Given that all these attorneys either, are, or were at one time, elected officials and/or employed by the city of Los Angeles, and charged with serving the public’s interest, if they are in fact, being investigated, or having engaged in misconduct involving the LADWP collusive litigation scandal, the public clearly deserves to know this information. The public’s right to know and to be protected by the State Bar, is only exacerbated by the fact that some of these attorneys, including City Attorney Feuer, continue to serve in positions of public authority. Indeed, City Attorney Feuer is the chief lawyer for the city of Los Angeles.
That credible evidence of dishonesty, deceit and collusion committed by these attorneys has been uncovered by court-appointed investigators and federal prosecutors tilts the scale in favor of public disclosure by the State Bar of whether the Office of Chief Trial Counsel is, in fact, investigating these or other attorneys in connection with their involvement in the LADWP collusive litigation scandal.
This case is massive, the repercussions of which will be felt for years. The State Bar not only has an opportunity, but an obligation to shine a light on this complex issue that the public has been following for years now, but without any regulatory action. In light of this statute and the recent movement by the State Bar to make public certain cases, such as the Girardi matter and Armenian Genocide settlement, I am respectfully requesting that the Bar confirm if the Office of Chief Trial Counsel, is, in fact, investigating the following 10 attorneys for their involvement in the collusive LADWP litigation scandal, and, if so, whether the case numbers I identified through public records are accurate:
Michael N. Feuer - Case No. 22-O-00978
Thomas H. Peters - Case No. 22-O-00981
Meldon Levine - Case No. 22-O-00987
James P. Clark - Case No. 22-O-00980
Joseph Brajevich - Case No. 22-O-00983
Richard Tom - Case No. 22-O-00985
Deborah Dorny - Case No. 22-O-00986
Maribeth Annaguey - Case No. 22-O-00988

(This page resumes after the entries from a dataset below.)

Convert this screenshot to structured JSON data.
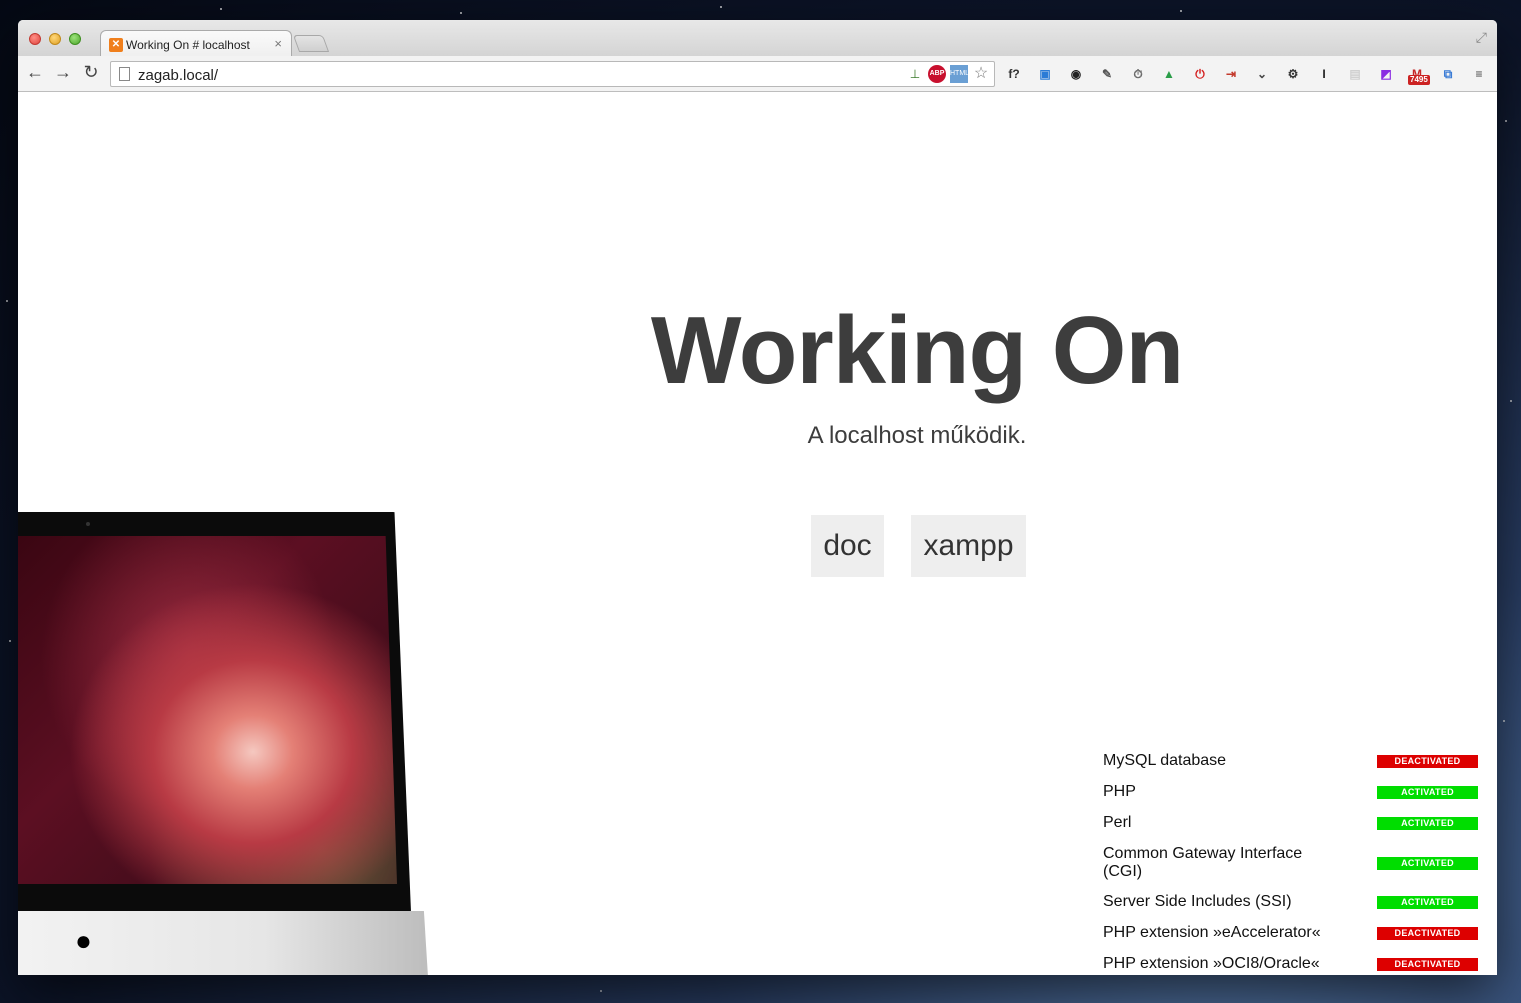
{
  "browser": {
    "tab_title": "Working On # localhost",
    "tab_favicon": "✕",
    "tab_close": "×",
    "url": "zagab.local/",
    "nav": {
      "back": "←",
      "forward": "→",
      "reload": "↻"
    },
    "omnibox_icons": [
      "download-arrow-icon",
      "abp-icon",
      "html-icon",
      "bookmark-star-icon"
    ],
    "extensions": [
      {
        "name": "fx-icon",
        "glyph": "f?",
        "color": "#333333"
      },
      {
        "name": "screen-capture-icon",
        "glyph": "▣",
        "color": "#2b7bd6"
      },
      {
        "name": "color-wheel-icon",
        "glyph": "◉",
        "color": "#222222"
      },
      {
        "name": "eyedropper-icon",
        "glyph": "✎",
        "color": "#555555"
      },
      {
        "name": "timer-icon",
        "glyph": "⏱",
        "color": "#666666"
      },
      {
        "name": "google-drive-icon",
        "glyph": "▲",
        "color": "#2a9d48"
      },
      {
        "name": "stop-icon",
        "glyph": "⏻",
        "color": "#d42020"
      },
      {
        "name": "exit-icon",
        "glyph": "⇥",
        "color": "#c33a2c"
      },
      {
        "name": "pocket-icon",
        "glyph": "⌄",
        "color": "#444444"
      },
      {
        "name": "gear-icon",
        "glyph": "⚙",
        "color": "#333333"
      },
      {
        "name": "instapaper-icon",
        "glyph": "I",
        "color": "#222222"
      },
      {
        "name": "calendar-icon",
        "glyph": "▤",
        "color": "#d0d0d0"
      },
      {
        "name": "rainbow-icon",
        "glyph": "◩",
        "color": "#8a2be2"
      },
      {
        "name": "gmail-icon",
        "glyph": "M",
        "color": "#c62828",
        "badge": "7495"
      },
      {
        "name": "window-resize-icon",
        "glyph": "⧉",
        "color": "#3a7bd5"
      },
      {
        "name": "menu-icon",
        "glyph": "≡",
        "color": "#444444"
      }
    ]
  },
  "page": {
    "title": "Working On",
    "subtitle": "A localhost működik.",
    "buttons": {
      "doc": "doc",
      "xampp": "xampp"
    },
    "apple_logo": ""
  },
  "status": {
    "colors": {
      "activated": "#00dd00",
      "deactivated": "#dd0000"
    },
    "items": [
      {
        "label": "MySQL database",
        "state": "DEACTIVATED"
      },
      {
        "label": "PHP",
        "state": "ACTIVATED"
      },
      {
        "label": "Perl",
        "state": "ACTIVATED"
      },
      {
        "label": "Common Gateway Interface (CGI)",
        "state": "ACTIVATED"
      },
      {
        "label": "Server Side Includes (SSI)",
        "state": "ACTIVATED"
      },
      {
        "label": "PHP extension »eAccelerator«",
        "state": "DEACTIVATED"
      },
      {
        "label": "PHP extension »OCI8/Oracle«",
        "state": "DEACTIVATED"
      }
    ]
  }
}
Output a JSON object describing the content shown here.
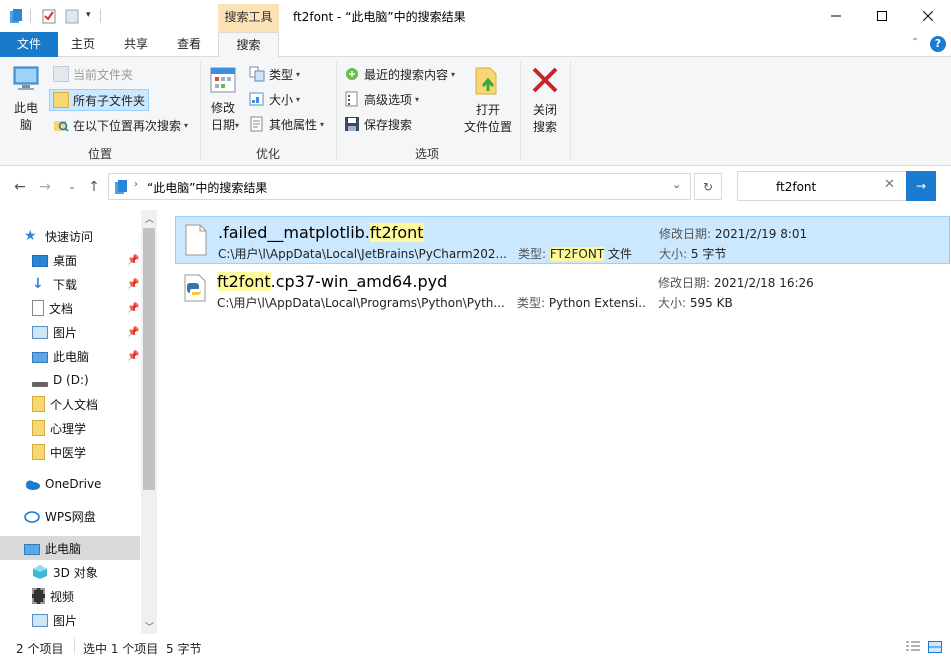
{
  "window": {
    "title": "ft2font - “此电脑”中的搜索结果",
    "context_tab": "搜索工具"
  },
  "tabs": [
    {
      "label": "文件"
    },
    {
      "label": "主页"
    },
    {
      "label": "共享"
    },
    {
      "label": "查看"
    },
    {
      "label": "搜索"
    }
  ],
  "ribbon": {
    "location": {
      "label": "位置",
      "this_pc": "此电\n脑",
      "current_folder": "当前文件夹",
      "all_subfolders": "所有子文件夹",
      "search_again": "在以下位置再次搜索"
    },
    "refine": {
      "label": "优化",
      "date_modified": "修改\n日期",
      "kind": "类型",
      "size": "大小",
      "other_props": "其他属性"
    },
    "options": {
      "label": "选项",
      "recent_searches": "最近的搜索内容",
      "advanced": "高级选项",
      "save_search": "保存搜索",
      "open_location": "打开\n文件位置",
      "close_search": "关闭\n搜索"
    }
  },
  "address": {
    "path": "“此电脑”中的搜索结果"
  },
  "search": {
    "value": "ft2font"
  },
  "nav": {
    "quick_access": "快速访问",
    "items": [
      {
        "label": "桌面",
        "pinned": true
      },
      {
        "label": "下载",
        "pinned": true
      },
      {
        "label": "文档",
        "pinned": true
      },
      {
        "label": "图片",
        "pinned": true
      },
      {
        "label": "此电脑",
        "pinned": true
      },
      {
        "label": "D (D:)",
        "pinned": false
      },
      {
        "label": "个人文档",
        "pinned": false
      },
      {
        "label": "心理学",
        "pinned": false
      },
      {
        "label": "中医学",
        "pinned": false
      }
    ],
    "onedrive": "OneDrive",
    "wps": "WPS网盘",
    "this_pc": "此电脑",
    "pc_items": [
      {
        "label": "3D 对象"
      },
      {
        "label": "视频"
      },
      {
        "label": "图片"
      }
    ]
  },
  "files": [
    {
      "name_pre": ".failed__matplotlib.",
      "name_hl": "ft2font",
      "name_post": "",
      "path": "C:\\用户\\l\\AppData\\Local\\JetBrains\\PyCharm202...",
      "type_label": "类型:",
      "type_hl": "FT2FONT",
      "type_post": " 文件",
      "date_label": "修改日期:",
      "date": "2021/2/19 8:01",
      "size_label": "大小:",
      "size": "5 字节"
    },
    {
      "name_pre": "",
      "name_hl": "ft2font",
      "name_post": ".cp37-win_amd64.pyd",
      "path": "C:\\用户\\l\\AppData\\Local\\Programs\\Python\\Pyth...",
      "type_label": "类型:",
      "type_hl": "",
      "type_post": "Python Extensi...",
      "date_label": "修改日期:",
      "date": "2021/2/18 16:26",
      "size_label": "大小:",
      "size": "595 KB"
    }
  ],
  "status": {
    "count": "2 个项目",
    "selected": "选中 1 个项目",
    "size": "5 字节"
  },
  "colors": {
    "accent": "#1979ca",
    "selection": "#cce8ff",
    "highlight": "#fffa9b",
    "context_tab": "#fbe2b7"
  }
}
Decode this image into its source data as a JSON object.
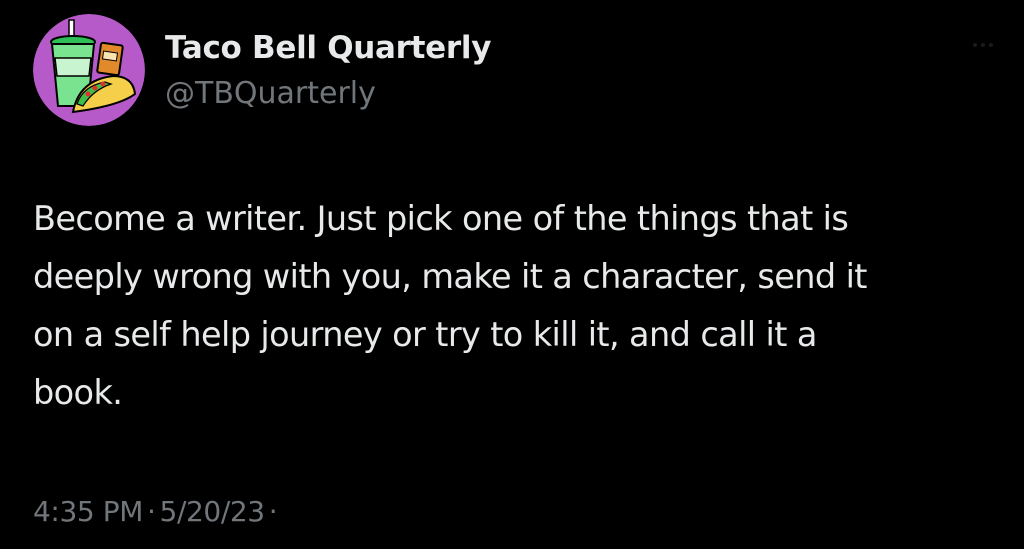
{
  "author": {
    "display_name": "Taco Bell Quarterly",
    "handle": "@TBQuarterly",
    "avatar_icon": "taco-bell-drink-and-taco-icon"
  },
  "tweet": {
    "text_lines": [
      "Become a writer. Just pick one of the things that is",
      "deeply wrong with you, make it a character, send it",
      "on a self help journey or try to kill it, and call it a",
      "book."
    ]
  },
  "meta": {
    "time": "4:35 PM",
    "separator": "·",
    "date": "5/20/23"
  },
  "colors": {
    "background": "#000000",
    "primary_text": "#e7e9ea",
    "secondary_text": "#71767b",
    "avatar_background": "#b659c9"
  }
}
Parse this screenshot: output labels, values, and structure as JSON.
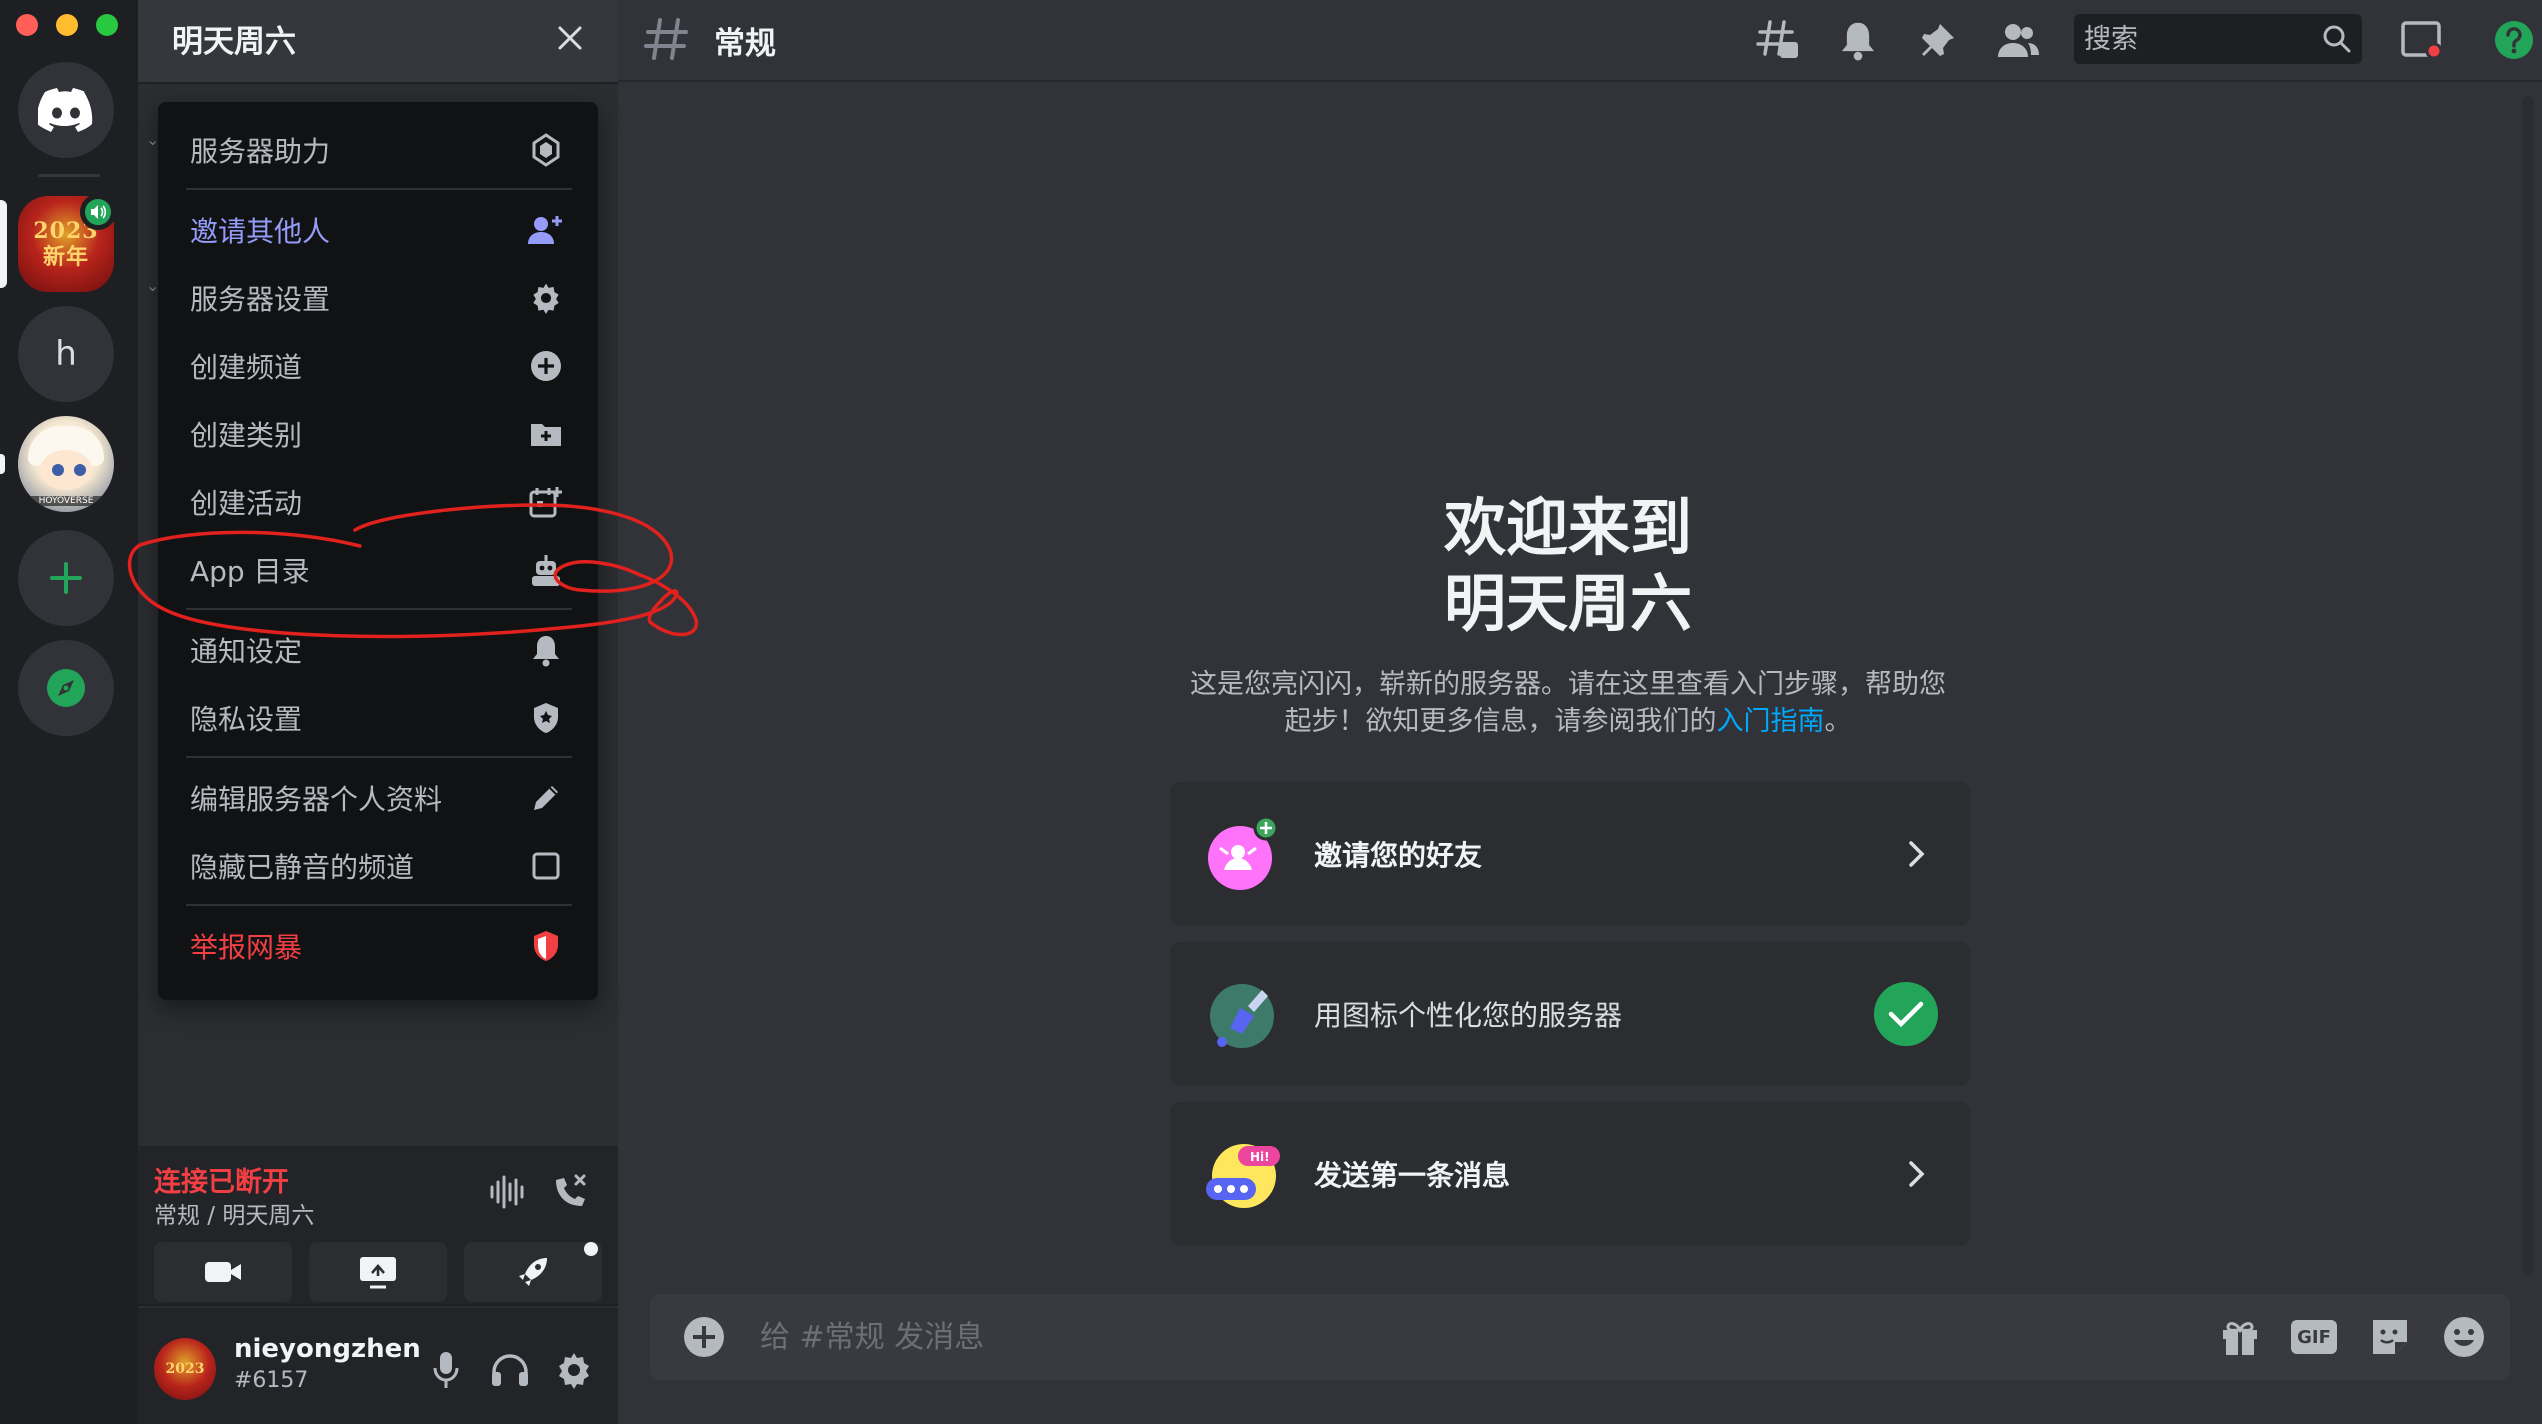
{
  "server": {
    "name": "明天周六"
  },
  "rail": {
    "home_letter": "h",
    "anime_tag": "HOYOVERSE",
    "guild_art": "2023\n新年"
  },
  "channel": {
    "name": "常规"
  },
  "menu": {
    "items": [
      {
        "key": "boost",
        "label": "服务器助力",
        "icon": "boost-gem-icon"
      },
      {
        "key": "invite",
        "label": "邀请其他人",
        "icon": "add-user-icon"
      },
      {
        "key": "settings",
        "label": "服务器设置",
        "icon": "gear-icon"
      },
      {
        "key": "create-channel",
        "label": "创建频道",
        "icon": "plus-circle-icon"
      },
      {
        "key": "create-category",
        "label": "创建类别",
        "icon": "folder-plus-icon"
      },
      {
        "key": "create-event",
        "label": "创建活动",
        "icon": "calendar-plus-icon"
      },
      {
        "key": "app-directory",
        "label": "App 目录",
        "icon": "robot-icon"
      },
      {
        "key": "notifications",
        "label": "通知设定",
        "icon": "bell-icon"
      },
      {
        "key": "privacy",
        "label": "隐私设置",
        "icon": "shield-icon"
      },
      {
        "key": "edit-profile",
        "label": "编辑服务器个人资料",
        "icon": "pencil-icon"
      },
      {
        "key": "hide-muted",
        "label": "隐藏已静音的频道",
        "icon": "checkbox-icon"
      },
      {
        "key": "report",
        "label": "举报网暴",
        "icon": "report-shield-icon"
      }
    ]
  },
  "header": {
    "search_placeholder": "搜索"
  },
  "welcome": {
    "title_line1": "欢迎来到",
    "title_line2": "明天周六",
    "desc_line1": "这是您亮闪闪，崭新的服务器。请在这里查看入门步骤，帮助您",
    "desc_line2_prefix": "起步！欲知更多信息，请参阅我们的",
    "desc_link": "入门指南",
    "desc_suffix": "。"
  },
  "cards": [
    {
      "label": "邀请您的好友",
      "done": false
    },
    {
      "label": "用图标个性化您的服务器",
      "done": true
    },
    {
      "label": "发送第一条消息",
      "done": false
    }
  ],
  "voice": {
    "status": "连接已断开",
    "location": "常规 / 明天周六"
  },
  "user": {
    "name": "nieyongzhen",
    "tag": "#6157",
    "avatar_art": "2023"
  },
  "composer": {
    "placeholder": "给 #常规 发消息",
    "gif_label": "GIF"
  },
  "colors": {
    "accent": "#5865f2",
    "danger": "#f23f43",
    "success": "#23a559",
    "link": "#00a8fc",
    "annotation": "#e0211d"
  }
}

Cynthia McClain-Hill - Case No. 22-O-11302
Leela Kapur - Case No. 22-O-00979
Thank you for considering. We look forward to your response.
Justin Kloczko, The Debaser
Jon Peltz, Knock LA